      • Hmm, interesting calculation, certainly puts the lie to the claims that housing is the exception to the rule of falling costs, as Wilson asked above. I wonder what the results would be if one ran the same calculation in LA and NY or the Case-Shiller top 20 markets, if costs really did go up in the major metros during those two decades.

  3. I’ve seen this a few places now, and everyone seems to be under the impression that the headphones are part of the capability of a smartphone. Headphones are still a completely relevant accessory, as no phone yet invented can play sound in your ears without disturbing anyone else. The only real change to modern headphones is the addition of a microphone to the cable–even the design is similar.

  4. In the private sector, hardware just seems to get better and cheaper, and more user-friendly every year—as this excellent example by Dr. Perry illustrates.

    Military hardware just gets more and more expensive every year.

    Why?

    • Because bureaucrats control the specs and purchasing and have no incentive to save money and every incentive to spend as much as possible.

      • Rick, it’s not just that. Most military hardware has to survive conditions consumer hardware does not. Military hardware requires traceability, meaning meticulous (and expensive) documentation tracing parts in each system back to their origins. (An example: a hand-truck of paperwork to trace a stainless steel 3″ 4-40 panhead Philips screw all the way back to the mine the ore came from.) Now multiply that by the hundreds or thousands of different parts in each piece of equipment and you’ll understand why military hardware costs do darned much.

  5. You’re right.

    But doesn’t change the overall meaning of the post.

    Please do not swear at me for pointing out a meaningless objection.

  6. Good catch. Adjust that down and adjust the price of the iPhone up to its real price and you get 300 hours back then compared to 30 hours today, a factor of 10 difference. Still huge, but not the factor of 50 claimed above.

    A much bigger difference is that you actually end up using all those functions on your smartphone because it’s always in your hand, as opposed to having to hunt down each of those 1991 devices every time you wanted to do something back then. My parents had a shelf of encyclopedia volumes at home, but I never touched them. Now that wikipedia is always accessible within seconds on my ultrabook or smartphone, I’m always looking stuff up.

    There are huge differences between life today and back then because of our new technology, many of which are hard to measure but nevertheless real.

  7. Right and with the error in iPhone price, which is 35 hours instead of 10, the difference is not as dramatic, but still dramatic enough.

  8. The correct calculation changes the “time spent” ratio from 500:10 to 290:35, adjusting for the actual cost of an IPhone.
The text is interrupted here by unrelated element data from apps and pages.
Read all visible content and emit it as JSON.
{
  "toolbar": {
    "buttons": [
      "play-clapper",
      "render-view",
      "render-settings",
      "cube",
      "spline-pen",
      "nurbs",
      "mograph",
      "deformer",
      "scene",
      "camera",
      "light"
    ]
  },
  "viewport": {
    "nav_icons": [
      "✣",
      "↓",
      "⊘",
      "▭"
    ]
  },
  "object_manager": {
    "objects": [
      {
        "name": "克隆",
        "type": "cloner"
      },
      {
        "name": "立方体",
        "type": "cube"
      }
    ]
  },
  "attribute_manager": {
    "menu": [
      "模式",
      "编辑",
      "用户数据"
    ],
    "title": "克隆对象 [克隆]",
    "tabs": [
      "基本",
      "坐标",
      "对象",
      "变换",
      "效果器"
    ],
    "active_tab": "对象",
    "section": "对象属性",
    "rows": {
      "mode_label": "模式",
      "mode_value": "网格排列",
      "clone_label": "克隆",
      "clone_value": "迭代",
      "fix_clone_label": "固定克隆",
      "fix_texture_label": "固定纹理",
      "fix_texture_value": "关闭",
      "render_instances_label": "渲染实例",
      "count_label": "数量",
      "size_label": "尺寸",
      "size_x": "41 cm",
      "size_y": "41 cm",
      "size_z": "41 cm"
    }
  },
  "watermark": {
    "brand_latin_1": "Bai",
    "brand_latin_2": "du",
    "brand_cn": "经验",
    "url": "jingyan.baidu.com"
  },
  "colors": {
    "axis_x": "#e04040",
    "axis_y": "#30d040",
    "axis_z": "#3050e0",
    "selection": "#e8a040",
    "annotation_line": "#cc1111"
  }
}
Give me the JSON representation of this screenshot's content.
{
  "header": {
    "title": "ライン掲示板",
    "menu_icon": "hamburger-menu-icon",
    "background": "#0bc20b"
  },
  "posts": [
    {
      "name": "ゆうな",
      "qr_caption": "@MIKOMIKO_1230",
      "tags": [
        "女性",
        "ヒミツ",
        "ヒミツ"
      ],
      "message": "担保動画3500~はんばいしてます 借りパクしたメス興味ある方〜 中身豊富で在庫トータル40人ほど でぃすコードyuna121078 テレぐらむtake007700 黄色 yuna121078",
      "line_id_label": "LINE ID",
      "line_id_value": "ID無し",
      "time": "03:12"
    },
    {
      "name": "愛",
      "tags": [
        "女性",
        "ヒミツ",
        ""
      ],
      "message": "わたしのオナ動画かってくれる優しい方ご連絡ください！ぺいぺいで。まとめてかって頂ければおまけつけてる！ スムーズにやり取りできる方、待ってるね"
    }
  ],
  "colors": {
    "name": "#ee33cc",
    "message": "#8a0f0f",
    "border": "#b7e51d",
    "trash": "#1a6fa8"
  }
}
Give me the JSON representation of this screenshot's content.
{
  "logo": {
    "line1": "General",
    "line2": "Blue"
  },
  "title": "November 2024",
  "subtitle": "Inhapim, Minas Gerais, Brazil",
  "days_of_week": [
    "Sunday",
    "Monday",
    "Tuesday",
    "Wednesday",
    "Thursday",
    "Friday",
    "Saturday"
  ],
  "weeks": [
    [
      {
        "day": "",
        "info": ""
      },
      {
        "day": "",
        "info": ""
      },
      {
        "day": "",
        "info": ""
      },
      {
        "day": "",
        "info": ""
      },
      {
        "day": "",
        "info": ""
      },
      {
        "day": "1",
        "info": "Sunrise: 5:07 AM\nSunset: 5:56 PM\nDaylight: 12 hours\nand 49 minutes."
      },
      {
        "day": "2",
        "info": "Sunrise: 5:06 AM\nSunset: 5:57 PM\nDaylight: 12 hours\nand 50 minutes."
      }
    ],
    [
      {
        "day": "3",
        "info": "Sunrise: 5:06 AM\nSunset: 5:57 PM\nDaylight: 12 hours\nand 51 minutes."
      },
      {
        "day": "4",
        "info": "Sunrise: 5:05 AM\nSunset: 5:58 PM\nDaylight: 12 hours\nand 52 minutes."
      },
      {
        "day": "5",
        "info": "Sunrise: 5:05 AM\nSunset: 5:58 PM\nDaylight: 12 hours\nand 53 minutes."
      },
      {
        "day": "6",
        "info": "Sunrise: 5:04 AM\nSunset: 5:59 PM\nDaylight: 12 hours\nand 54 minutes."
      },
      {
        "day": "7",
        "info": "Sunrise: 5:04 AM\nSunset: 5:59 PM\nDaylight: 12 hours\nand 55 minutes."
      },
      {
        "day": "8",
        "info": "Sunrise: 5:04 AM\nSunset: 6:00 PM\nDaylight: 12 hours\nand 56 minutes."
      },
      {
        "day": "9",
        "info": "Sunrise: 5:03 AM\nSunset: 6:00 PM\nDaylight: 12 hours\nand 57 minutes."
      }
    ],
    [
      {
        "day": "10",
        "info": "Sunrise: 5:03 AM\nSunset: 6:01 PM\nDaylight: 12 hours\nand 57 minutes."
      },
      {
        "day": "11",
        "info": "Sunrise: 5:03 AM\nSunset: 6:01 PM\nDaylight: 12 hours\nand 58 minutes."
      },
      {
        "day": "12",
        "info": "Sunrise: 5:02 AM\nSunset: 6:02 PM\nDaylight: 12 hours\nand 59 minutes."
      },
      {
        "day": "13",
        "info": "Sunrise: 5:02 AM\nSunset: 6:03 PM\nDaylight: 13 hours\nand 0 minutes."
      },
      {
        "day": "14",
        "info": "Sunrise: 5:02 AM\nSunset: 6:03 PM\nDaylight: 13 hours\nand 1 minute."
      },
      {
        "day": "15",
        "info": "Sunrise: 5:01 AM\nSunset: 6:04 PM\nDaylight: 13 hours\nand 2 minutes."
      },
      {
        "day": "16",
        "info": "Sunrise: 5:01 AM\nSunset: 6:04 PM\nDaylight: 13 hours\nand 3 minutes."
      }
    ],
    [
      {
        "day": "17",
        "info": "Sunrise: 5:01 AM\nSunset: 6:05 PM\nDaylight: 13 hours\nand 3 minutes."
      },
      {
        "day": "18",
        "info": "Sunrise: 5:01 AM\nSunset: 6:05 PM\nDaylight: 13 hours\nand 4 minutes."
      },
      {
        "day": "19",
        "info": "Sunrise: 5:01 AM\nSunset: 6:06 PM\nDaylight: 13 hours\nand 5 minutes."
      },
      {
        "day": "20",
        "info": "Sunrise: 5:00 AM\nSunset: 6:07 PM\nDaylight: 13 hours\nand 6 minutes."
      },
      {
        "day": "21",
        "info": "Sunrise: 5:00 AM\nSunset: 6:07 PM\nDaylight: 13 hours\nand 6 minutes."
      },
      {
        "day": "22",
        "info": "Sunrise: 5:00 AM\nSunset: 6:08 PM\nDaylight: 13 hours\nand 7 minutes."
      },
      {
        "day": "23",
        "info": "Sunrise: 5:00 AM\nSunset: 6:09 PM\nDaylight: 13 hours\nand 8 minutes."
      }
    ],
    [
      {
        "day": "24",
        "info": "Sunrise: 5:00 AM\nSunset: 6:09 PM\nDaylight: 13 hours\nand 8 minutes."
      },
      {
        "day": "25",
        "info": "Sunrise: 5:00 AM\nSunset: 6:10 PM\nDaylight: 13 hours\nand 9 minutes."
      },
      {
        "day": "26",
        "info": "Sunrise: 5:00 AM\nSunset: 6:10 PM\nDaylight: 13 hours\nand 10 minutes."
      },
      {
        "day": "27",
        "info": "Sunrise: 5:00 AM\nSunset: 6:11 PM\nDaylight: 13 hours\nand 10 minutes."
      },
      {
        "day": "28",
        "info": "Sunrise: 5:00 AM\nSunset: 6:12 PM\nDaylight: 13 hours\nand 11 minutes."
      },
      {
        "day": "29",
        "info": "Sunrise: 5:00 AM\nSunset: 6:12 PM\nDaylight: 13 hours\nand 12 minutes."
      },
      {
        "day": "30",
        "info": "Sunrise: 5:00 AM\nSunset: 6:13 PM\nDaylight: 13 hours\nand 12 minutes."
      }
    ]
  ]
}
That’s a substantial difference. As an aside, you can probably buy the 13 products at today’s prices for the same price as today’s Iphone. The true “miracle of the marketplace” is combining 13 products into one hand held product.

Leave a Reply

Your email address will not be published. Required fields are marked *

You may use these HTML tags and attributes: <a href="" title=""> <abbr title=""> <acronym title=""> <b> <blockquote cite=""> <cite> <code> <del datetime=""> <em> <i> <q cite=""> <strike> <strong>